KR: A beautiful handmade mug. [I like it] so much so [that] I have just included [it] in my shop. I got in touch with the potter who made mine and asked her to make a special run of them for me. A warm mug in the hands settles the soul in these unnerving times. [Also,] beeswax candles to light in the evening after work to cleanse the air of all that 'work talk' at home.
Hunker: What home decor/architectural trends are you obsessed with right now? Have you worked them into your own home?
KR: I don't really have a trends-based approach to my interiors. I tend to listen to what is already there within the house and build upon that. For instance, the island house has a midcentury feel to it and I wanted to listen to that and respect that, as opposed to fighting it ... [and] the interiors are stronger because of it. If anything, I have gently introduced layers of natural textures to complement the house, and to incorporate what is happening outside in nature.
Hunker: Where do you go for inspiration?
KR: Nature. That's where I find most of my inspiration. When designing the bedrooms, I collected fragments of seashells from the nearby beach and used the color combinations on the shells as my [lead]. Also, the native scrubland, the beautiful neutral [color] of the paperbark trees, led me to the decisions in the living spaces.
Hunker: Of all of your travels, what city is your favorite and why?
KR: I really enjoyed my time traveling through Namibia a few years ago, staying with the tribes. There was such a sense of freedom and joy being by campfires and sitting in the sand with no shared language, yet still able to communicate.
Hunker: Do you have any pets?
KR: We share our bush block with a goanna who lives in the backyard [and] a small mob of kangaroos who visit and graze on the grass. They aren't pets, though they are animals who we love to watch when they visit — as this is their home, too.
Hunker: Describe a typical Saturday morning at home.
KR: Saturday is my favorite day. It starts with a swim in the ocean and usually a walk to collect plastic off the shoreline — I'm obsessed with doing this. Then, a visit to the green grocers and the local fish shop to buy some supplies, and then a quick drive by to [collect] some some banksia branches off the side of the road for the vases at home.
Hunker: For those in the U.S. it's summer, but it's winter in Australia? Any plans for how you will enjoy the season despite the pandemic?
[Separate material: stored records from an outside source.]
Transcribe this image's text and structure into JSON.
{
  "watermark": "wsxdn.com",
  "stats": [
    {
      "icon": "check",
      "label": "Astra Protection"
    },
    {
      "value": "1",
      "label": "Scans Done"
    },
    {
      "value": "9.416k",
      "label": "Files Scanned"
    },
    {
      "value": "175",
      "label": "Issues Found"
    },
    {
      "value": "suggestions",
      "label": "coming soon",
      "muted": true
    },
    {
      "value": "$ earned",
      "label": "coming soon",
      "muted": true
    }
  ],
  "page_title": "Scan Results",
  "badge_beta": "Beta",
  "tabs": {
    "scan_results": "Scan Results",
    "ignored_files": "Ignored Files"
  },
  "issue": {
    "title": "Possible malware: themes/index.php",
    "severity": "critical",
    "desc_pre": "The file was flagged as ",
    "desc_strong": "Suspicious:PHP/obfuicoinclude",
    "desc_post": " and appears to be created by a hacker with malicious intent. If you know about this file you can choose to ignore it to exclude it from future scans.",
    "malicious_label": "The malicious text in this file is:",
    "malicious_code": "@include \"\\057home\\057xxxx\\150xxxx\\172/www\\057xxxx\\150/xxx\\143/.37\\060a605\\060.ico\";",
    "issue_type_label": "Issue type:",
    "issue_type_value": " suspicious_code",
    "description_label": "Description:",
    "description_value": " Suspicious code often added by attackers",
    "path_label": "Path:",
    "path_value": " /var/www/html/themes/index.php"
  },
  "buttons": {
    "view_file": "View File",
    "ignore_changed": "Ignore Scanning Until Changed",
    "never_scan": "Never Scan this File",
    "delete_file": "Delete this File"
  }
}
KR: We swim and surf all year round and then usually come home and warm up by the fire, which is a lovely thing to do. A lot of cooking and simple rituals and appreciating what's around us. No grand gestures.
Hunker: I've been seeing a lot of people talking about their morning routines lately. What's your morning routine?
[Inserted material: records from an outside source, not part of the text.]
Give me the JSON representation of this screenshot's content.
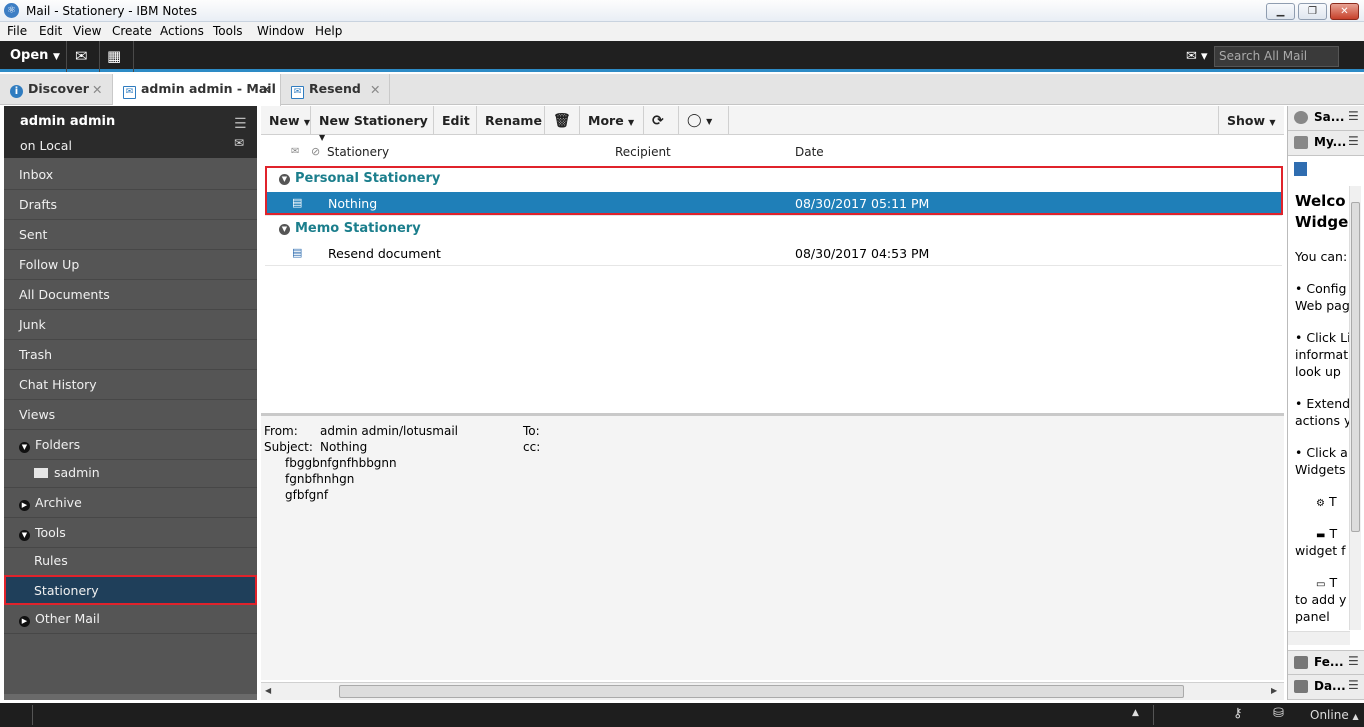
{
  "window": {
    "title": "Mail - Stationery - IBM Notes"
  },
  "menu": [
    "File",
    "Edit",
    "View",
    "Create",
    "Actions",
    "Tools",
    "Window",
    "Help"
  ],
  "toolbar": {
    "open_label": "Open",
    "search_placeholder": "Search All Mail"
  },
  "tabs": [
    {
      "label": "Discover"
    },
    {
      "label": "admin admin - Mail"
    },
    {
      "label": "Resend"
    }
  ],
  "sidebar": {
    "user": "admin admin",
    "location": "on Local",
    "items": [
      "Inbox",
      "Drafts",
      "Sent",
      "Follow Up",
      "All Documents",
      "Junk",
      "Trash",
      "Chat History",
      "Views"
    ],
    "folders_label": "Folders",
    "folder_item": "sadmin",
    "archive_label": "Archive",
    "tools_label": "Tools",
    "tools_items": [
      "Rules",
      "Stationery"
    ],
    "other_mail_label": "Other Mail"
  },
  "actions": {
    "new": "New",
    "new_stationery": "New Stationery",
    "edit": "Edit",
    "rename": "Rename",
    "more": "More",
    "show": "Show"
  },
  "columns": {
    "stationery": "Stationery",
    "recipient": "Recipient",
    "date": "Date"
  },
  "categories": [
    {
      "name": "Personal Stationery",
      "rows": [
        {
          "stationery": "Nothing",
          "recipient": "",
          "date": "08/30/2017 05:11 PM",
          "selected": true
        }
      ]
    },
    {
      "name": "Memo Stationery",
      "rows": [
        {
          "stationery": "Resend document",
          "recipient": "",
          "date": "08/30/2017 04:53 PM",
          "selected": false
        }
      ]
    }
  ],
  "preview": {
    "from_label": "From:",
    "from_value": "admin admin/lotusmail",
    "to_label": "To:",
    "subject_label": "Subject:",
    "subject_value": "Nothing",
    "cc_label": "cc:",
    "body": [
      "fbggbnfgnfhbbgnn",
      "fgnbfhnhgn",
      "gfbfgnf"
    ]
  },
  "right_panel": {
    "head1": "Sa...",
    "head2": "My...",
    "welcome_title_1": "Welco",
    "welcome_title_2": "Widge",
    "lines": [
      "You can:",
      "• Config",
      "Web pag",
      "• Click Li",
      "informat",
      "look up",
      "• Extend",
      "actions y",
      "• Click a",
      "Widgets",
      "T",
      "T",
      "widget f",
      "T",
      "to add y",
      "panel"
    ],
    "feeds": "Fe...",
    "day": "Da..."
  },
  "status": {
    "online": "Online"
  }
}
KR: I'm an early riser, so I'm up early and I always have a [hot drink with] lemon, honey, and ginger. That's probably as far as the routine goes. Each day tends to be a bit different, though I really enjoy that hot drink.
Hunker: What is the secret to keeping your home looking so effortlessly stylish?
KR: If you just fluff the cushions everything else will look neat. Lazy, sat-in, sad-looking cushions on the sofa will always bring the vibe down.
Hunker: What book is on your nightstand and/or coffee table right now? What show are you binge-watching right now?
KR: A book called Truganini — it's about an indigenous Australian woman in the 1800s during the colonization of Australians in Tasmania. It's a heavy read. I just finished off The Great — [that] was a lot of fun!